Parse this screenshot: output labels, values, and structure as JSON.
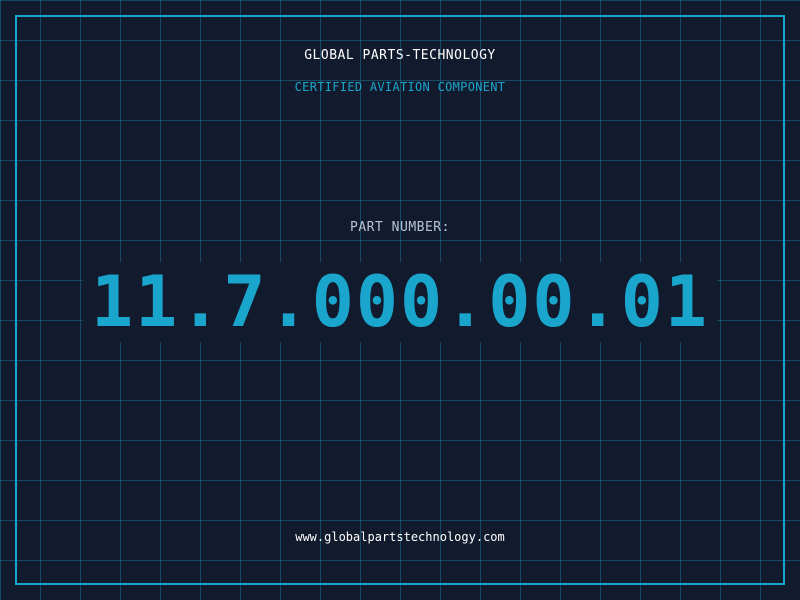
{
  "header": {
    "company": "GLOBAL PARTS-TECHNOLOGY",
    "tagline": "CERTIFIED AVIATION COMPONENT"
  },
  "part": {
    "label": "PART NUMBER:",
    "number": "11.7.000.00.01"
  },
  "footer": {
    "website": "www.globalpartstechnology.com"
  },
  "colors": {
    "background": "#121a2e",
    "accent": "#1aa6cc",
    "grid": "#1e6e8c",
    "text": "#ffffff",
    "label": "#b8c4d8"
  }
}
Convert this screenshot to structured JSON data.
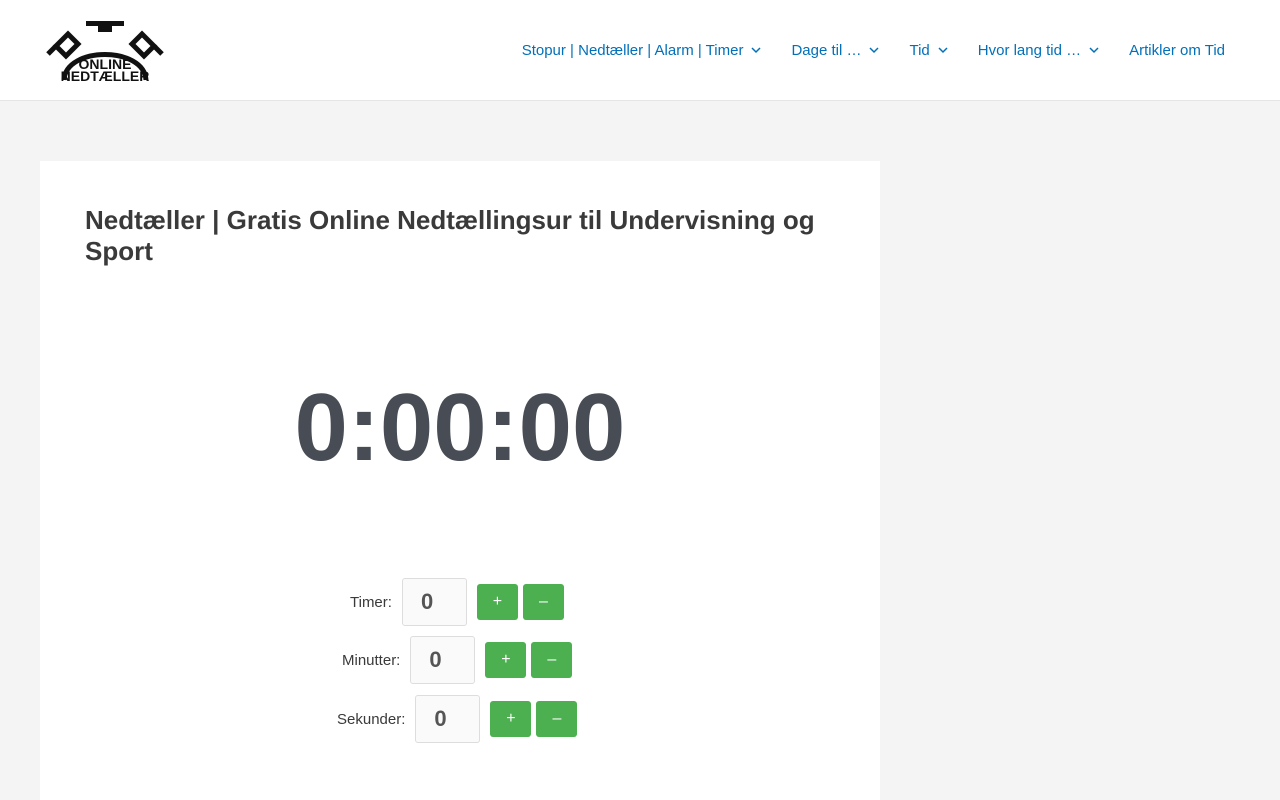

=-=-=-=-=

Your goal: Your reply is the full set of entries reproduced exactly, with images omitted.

Exercise answer:
Parse this screenshot: output labels, values, and structure as JSON.
{
  "header": {
    "company": "GLOBAL PARTS-TECHNOLOGY",
    "tagline": "CERTIFIED AVIATION COMPONENT"
  },
  "part": {
    "label": "PART NUMBER:",
    "number": "11.7.000.00.01"
  },
  "footer": {
    "website": "www.globalpartstechnology.com"
  },
  "colors": {
    "background": "#121a2e",
    "accent": "#1aa6cc",
    "grid": "#1e6e8c",
    "text": "#ffffff",
    "label": "#b8c4d8"
  }
}
Convert this screenshot to structured JSON data.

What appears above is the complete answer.